HOW TO COMPLETE THIS TASK: Scan the entries that follow for the word "TRAFFIC", then report every line in which it appears.

[[ RECORDS FOR THE TASK, beginning ]]

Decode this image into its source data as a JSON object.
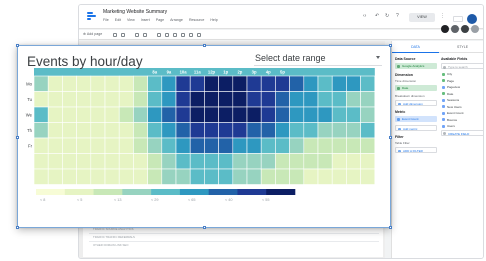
{
  "app": {
    "title": "Marketing Website Summary",
    "menu": [
      "File",
      "Edit",
      "View",
      "Insert",
      "Page",
      "Arrange",
      "Resource",
      "Help"
    ],
    "view_button": "VIEW",
    "add_page_label": "Add page"
  },
  "chart": {
    "title": "Events by hour/day",
    "date_range_placeholder": "Select date range"
  },
  "chart_data": {
    "type": "heatmap",
    "title": "Events by hour/day",
    "x": [
      "12a",
      "1a",
      "2a",
      "3a",
      "4a",
      "5a",
      "6a",
      "7a",
      "8a",
      "9a",
      "10a",
      "11a",
      "12p",
      "1p",
      "2p",
      "3p",
      "4p",
      "5p",
      "6p",
      "7p",
      "8p",
      "9p",
      "10p",
      "11p"
    ],
    "y": [
      "Mo",
      "Tu",
      "We",
      "Th",
      "Fr",
      "Sa",
      "Su"
    ],
    "visible_x_tick_labels": [
      "8a",
      "9a",
      "10a",
      "11a",
      "12p",
      "1p",
      "2p",
      "3p",
      "4p",
      "5p"
    ],
    "visible_y_tick_labels": [
      "Mo",
      "Tu",
      "We",
      "Th",
      "Fr"
    ],
    "values": [
      [
        3,
        1,
        1,
        1,
        1,
        1,
        1,
        2,
        4,
        5,
        7,
        7,
        8,
        8,
        8,
        7,
        7,
        7,
        6,
        5,
        4,
        5,
        5,
        4
      ],
      [
        1,
        1,
        1,
        1,
        1,
        1,
        1,
        2,
        4,
        5,
        7,
        8,
        8,
        8,
        8,
        7,
        7,
        6,
        5,
        5,
        4,
        4,
        3,
        3
      ],
      [
        4,
        1,
        1,
        1,
        1,
        1,
        2,
        3,
        5,
        6,
        7,
        8,
        8,
        8,
        8,
        8,
        7,
        6,
        5,
        5,
        5,
        4,
        4,
        3
      ],
      [
        3,
        1,
        1,
        1,
        1,
        1,
        1,
        2,
        4,
        5,
        6,
        7,
        7,
        7,
        7,
        6,
        6,
        5,
        4,
        4,
        3,
        3,
        3,
        4
      ],
      [
        1,
        1,
        1,
        1,
        1,
        1,
        1,
        2,
        3,
        4,
        5,
        6,
        6,
        6,
        5,
        5,
        4,
        4,
        3,
        2,
        2,
        2,
        2,
        2
      ],
      [
        1,
        1,
        1,
        1,
        1,
        1,
        1,
        1,
        2,
        3,
        4,
        4,
        4,
        4,
        3,
        3,
        3,
        2,
        2,
        2,
        2,
        1,
        1,
        1
      ],
      [
        1,
        1,
        1,
        1,
        1,
        1,
        1,
        1,
        2,
        3,
        3,
        4,
        4,
        4,
        3,
        3,
        2,
        2,
        2,
        1,
        1,
        1,
        1,
        1
      ]
    ],
    "color_scale": [
      "#f7fcd6",
      "#e6f4c3",
      "#c8e8b7",
      "#97d3c0",
      "#5bbcc7",
      "#2e98c0",
      "#2262a8",
      "#1f3a94",
      "#0c1e64"
    ],
    "legend_labels": [
      "< 8",
      "< 5",
      "< 13",
      "< 29",
      "< 65",
      "< 40",
      "< 55"
    ],
    "grid": true
  },
  "toolbar": {
    "icons": [
      "undo-icon",
      "redo-icon",
      "select-icon",
      "zoom-icon",
      "chart-icon",
      "line-icon",
      "table-icon",
      "text-icon",
      "image-icon",
      "shape-icon"
    ]
  },
  "panel": {
    "tabs": [
      "DATA",
      "STYLE"
    ],
    "data_source_label": "Data Source",
    "data_source_value": "Google Analytics",
    "dimension_label": "Dimension",
    "time_dimension_label": "Time dimension",
    "time_dimension_value": "Date",
    "breakdown_label": "Breakdown dimension",
    "add_dimension": "Add dimension",
    "metric_label": "Metric",
    "metric_value": "Event Count",
    "add_metric": "Add metric",
    "filter_label": "Filter",
    "filter_sub": "Table Filter",
    "add_filter": "ADD A FILTER",
    "available_fields_label": "Available Fields",
    "search_placeholder": "Type to search",
    "fields": [
      "City",
      "Page",
      "Pageview",
      "Date",
      "Sessions",
      "New Users",
      "Event Count",
      "Bounce",
      "Users",
      "CREATE FIELD"
    ]
  },
  "table": {
    "rows": [
      "OBSERVED AREA TEXT",
      "TRAFFIC SOURCE ANALYTICS",
      "TRAFFIC TRAFFIC REFERRALS",
      "OTHER DOMAIN LINK SEO"
    ]
  }
}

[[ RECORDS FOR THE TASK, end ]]

WRITTEN REPLY:
      "TRAFFIC SOURCE ANALYTICS",
      "TRAFFIC TRAFFIC REFERRALS",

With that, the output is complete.